    biomarkers to guide treat to target (T2T) escalation of adalimumab Outcome T2T group CM group p CDEIS <4 w/out deep ulcers 46% 30% 0.010 Above plus CDAI <150, steroid free, No fistulas 37% 23% 0.014 Colombel, et al., Lancet 2017, 390: 2779–2789, Does Complete MH Matter? • Meta-regression: complete v. partial MH • Looked at benefits vs. time of follow up. Reinink,et al.,IBD 2016 22:1859 Fewer hospitalizations
  33. The Tradeoffs of a Changing World • What is the

    cost-benefit of treating to a biologic target? • Big benefits take a long time to arrive (2-4 years) • Is it worth the added medication cost? • Is it worth the added risk of side effects?
  34. The Tradeoffs of a Changing World • We will likely

    need prospective cost-effectiveness studies to convince national health authorities and health insurers before treatment to a biologic endpoint is routine. • One particular challenge in the US: • Patients change health insurers on average ~ every 2.5 years • Current insurer suffers early costs, may not see benefits • US health Insurers are incentivized to treat for now, not for the future.
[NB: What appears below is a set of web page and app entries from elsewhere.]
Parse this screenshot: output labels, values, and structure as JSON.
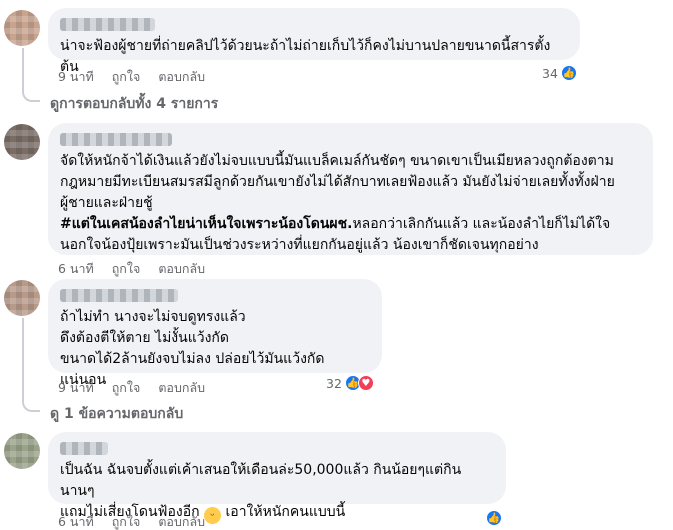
{
  "comments": [
    {
      "text": "น่าจะฟ้องผู้ชายที่ถ่ายคลิปไว้ด้วยนะถ้าไม่ถ่ายเก็บไว้ก็คงไม่บานปลายขนาดนี้สารตั้งต้น",
      "time": "9 นาที",
      "like_label": "ถูกใจ",
      "reply_label": "ตอบกลับ",
      "reaction_count": "34"
    },
    {
      "text_part1": "จัดให้หนักจ้าได้เงินแล้วยังไม่จบแบบนี้มันแบล็คเมล์กันชัดๆ ขนาดเขาเป็นเมียหลวงถูกต้องตามกฎหมายมีทะเบียนสมรสมีลูกด้วยกันเขายังไม่ได้สักบาทเลยฟ้องแล้ว มันยังไม่จ่ายเลยทั้งทั้งฝ่ายผู้ชายและฝ่ายชู้\n",
      "hashtag": "#แต่ในเคสน้องลำไยน่าเห็นใจเพราะน้องโดนผช.",
      "text_part2": "หลอกว่าเลิกกันแล้ว และน้องลำไยก็ไม่ได้ใจนอกใจน้องปุ้ยเพราะมันเป็นช่วงระหว่างที่แยกกันอยู่แล้ว น้องเขาก็ชัดเจนทุกอย่าง",
      "time": "6 นาที",
      "like_label": "ถูกใจ",
      "reply_label": "ตอบกลับ"
    },
    {
      "text": "ถ้าไม่ทำ นางจะไม่จบดูทรงแล้ว\nดึงต้องตีให้ตาย ไม่งั้นแว้งกัด\nขนาดได้2ล้านยังจบไม่ลง ปล่อยไว้มันแว้งกัดแน่นอน",
      "time": "9 นาที",
      "like_label": "ถูกใจ",
      "reply_label": "ตอบกลับ",
      "reaction_count": "32"
    },
    {
      "text_part1": "เป็นฉัน ฉันจบตั้งแต่เค้าเสนอให้เดือนล่ะ50,000แล้ว กินน้อยๆแต่กินนานๆ\nแถมไม่เสี่ยงโดนฟ้องอีก ",
      "text_part2": " เอาให้หนักคนแบบนี้",
      "time": "6 นาที",
      "like_label": "ถูกใจ",
      "reply_label": "ตอบกลับ"
    }
  ],
  "view_replies_1": "ดูการตอบกลับทั้ง 4 รายการ",
  "view_replies_2": "ดู 1 ข้อความตอบกลับ",
  "colors": {
    "bubble": "#f0f2f5",
    "meta": "#65676b",
    "like": "#1877f2",
    "love": "#f33e58"
  },
  "icons": {
    "like": "thumbs-up-icon",
    "love": "heart-icon",
    "emoji": "grinning-sweat-emoji"
  }
}
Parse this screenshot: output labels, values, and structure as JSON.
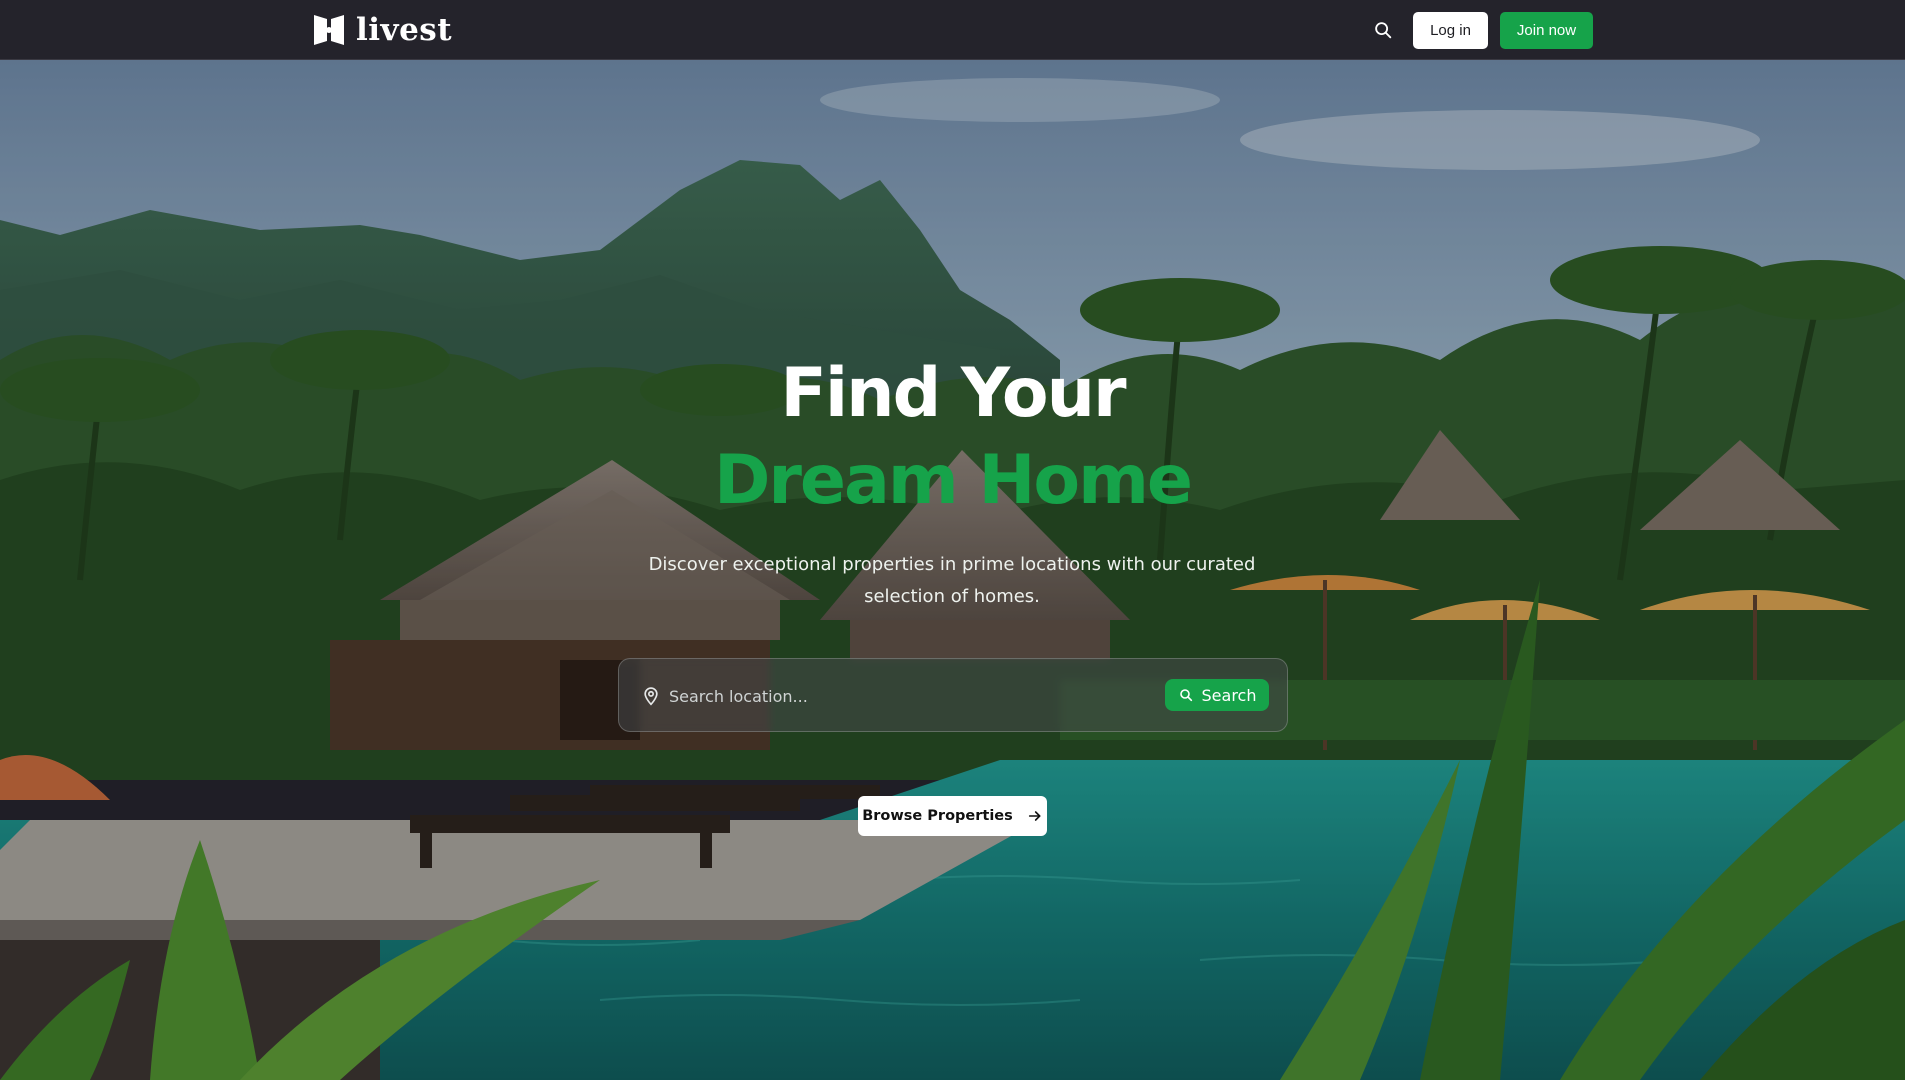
{
  "header": {
    "brand_name": "livest",
    "login_label": "Log in",
    "join_label": "Join now",
    "icons": {
      "search": "search-icon",
      "logo": "livest-logo-icon"
    }
  },
  "hero": {
    "headline_line1": "Find Your",
    "headline_line2": "Dream Home",
    "subtitle": "Discover exceptional properties in prime locations with our curated selection of homes.",
    "search_placeholder": "Search location...",
    "search_button_label": "Search",
    "browse_label": "Browse Properties",
    "icons": {
      "location": "map-pin-icon",
      "search": "search-icon",
      "arrow": "arrow-right-icon"
    }
  },
  "colors": {
    "accent_green": "#16a34a",
    "header_bg": "#24232b",
    "white": "#ffffff"
  }
}
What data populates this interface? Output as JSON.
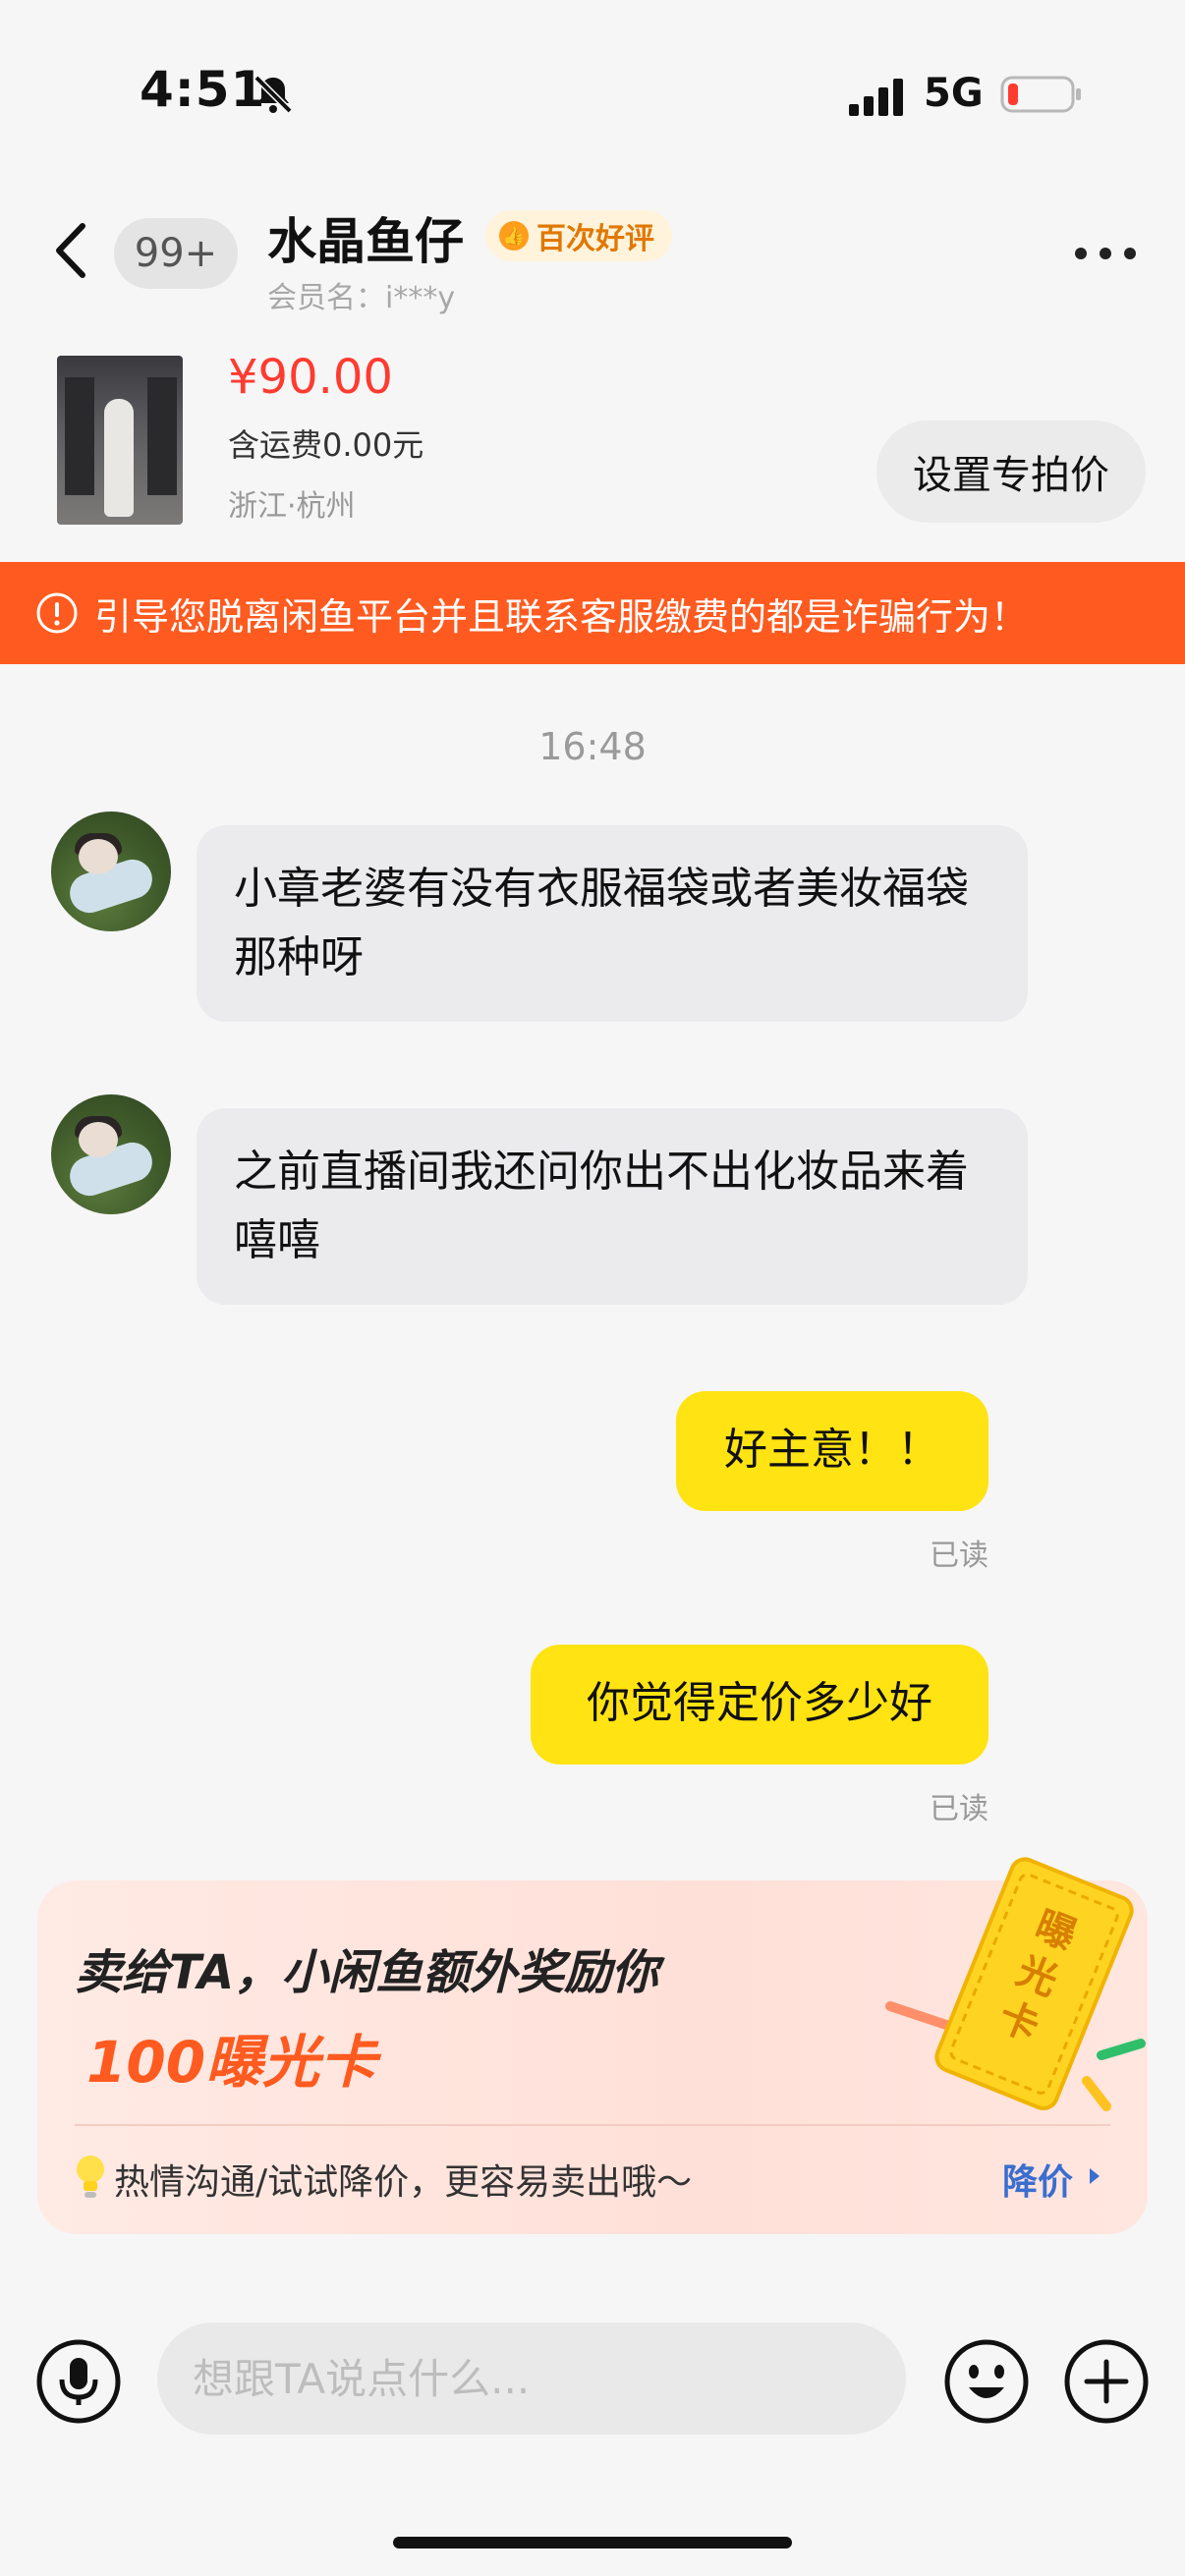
{
  "status_bar": {
    "time": "4:51",
    "network": "5G",
    "icons": [
      "bell-slash-icon",
      "signal-icon",
      "battery-low-icon"
    ]
  },
  "header": {
    "unread_count": "99+",
    "contact_name": "水晶鱼仔",
    "rating_badge": "百次好评",
    "member_label": "会员名：",
    "member_id": "i***y"
  },
  "product": {
    "price": "¥90.00",
    "shipping": "含运费0.00元",
    "location": "浙江·杭州",
    "set_price_button": "设置专拍价"
  },
  "warning": {
    "text": "引导您脱离闲鱼平台并且联系客服缴费的都是诈骗行为！",
    "color": "#ff5a1f"
  },
  "chat": {
    "time_divider": "16:48",
    "messages": [
      {
        "side": "in",
        "text": "小章老婆有没有衣服福袋或者美妆福袋那种呀"
      },
      {
        "side": "in",
        "text": "之前直播间我还问你出不出化妆品来着嘻嘻"
      },
      {
        "side": "out",
        "text": "好主意！！",
        "status": "已读"
      },
      {
        "side": "out",
        "text": "你觉得定价多少好",
        "status": "已读"
      }
    ]
  },
  "promo": {
    "title": "卖给TA，小闲鱼额外奖励你",
    "highlight": "100曝光卡",
    "ticket_text": "曝光卡",
    "tip": "热情沟通/试试降价，更容易卖出哦～",
    "action": "降价"
  },
  "composer": {
    "placeholder": "想跟TA说点什么..."
  },
  "colors": {
    "accent_yellow": "#ffe312",
    "price_red": "#ff3b30",
    "link_blue": "#3a6ecf"
  }
}
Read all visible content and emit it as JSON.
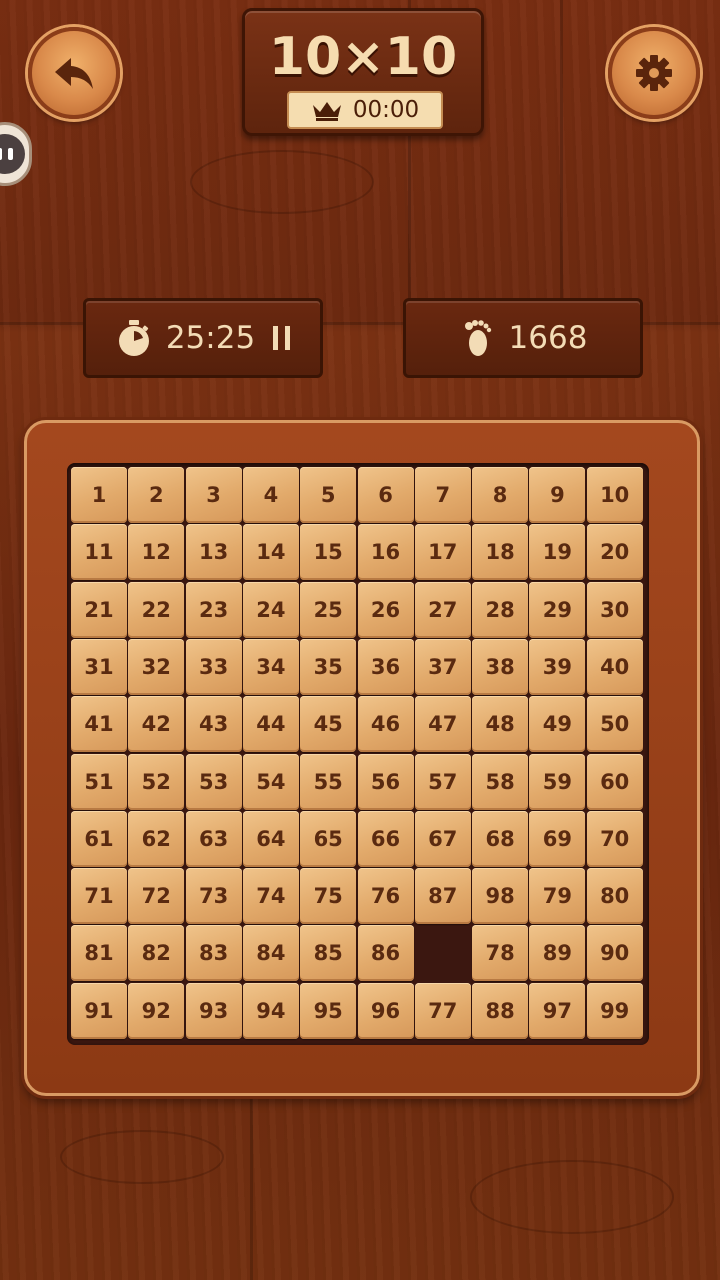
{
  "header": {
    "title": "10×10",
    "best_time": "00:00"
  },
  "stats": {
    "timer": "25:25",
    "moves": "1668"
  },
  "board": {
    "rows": 10,
    "cols": 10,
    "tiles": [
      [
        1,
        2,
        3,
        4,
        5,
        6,
        7,
        8,
        9,
        10
      ],
      [
        11,
        12,
        13,
        14,
        15,
        16,
        17,
        18,
        19,
        20
      ],
      [
        21,
        22,
        23,
        24,
        25,
        26,
        27,
        28,
        29,
        30
      ],
      [
        31,
        32,
        33,
        34,
        35,
        36,
        37,
        38,
        39,
        40
      ],
      [
        41,
        42,
        43,
        44,
        45,
        46,
        47,
        48,
        49,
        50
      ],
      [
        51,
        52,
        53,
        54,
        55,
        56,
        57,
        58,
        59,
        60
      ],
      [
        61,
        62,
        63,
        64,
        65,
        66,
        67,
        68,
        69,
        70
      ],
      [
        71,
        72,
        73,
        74,
        75,
        76,
        87,
        98,
        79,
        80
      ],
      [
        81,
        82,
        83,
        84,
        85,
        86,
        null,
        78,
        89,
        90
      ],
      [
        91,
        92,
        93,
        94,
        95,
        96,
        77,
        88,
        97,
        99
      ]
    ]
  },
  "icons": {
    "back": "back-arrow-icon",
    "settings": "gear-icon",
    "best": "crown-icon",
    "timer": "stopwatch-icon",
    "pause": "pause-icon",
    "moves": "footprint-icon"
  }
}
The REACT2 study (2018, T2ET) is one to watch.
  35. Summary • The Refractory IBD Patient • Make sure this

    flare is IBD • Treat infection → inflammation → structural damage • Objectively measure inflammation & step up IBD therapy in a timely fashion • The Bar is Rising in IBD Outcomes • Treat inflammation for symptom improvement now • Treat to inflammation targets to prevent future complications • Frequent monitoring with biomarkers and tight control of inflammation • Caveat for T2T: infections and cancer can have positive FCP, CRP = Bowel
  36. Thank You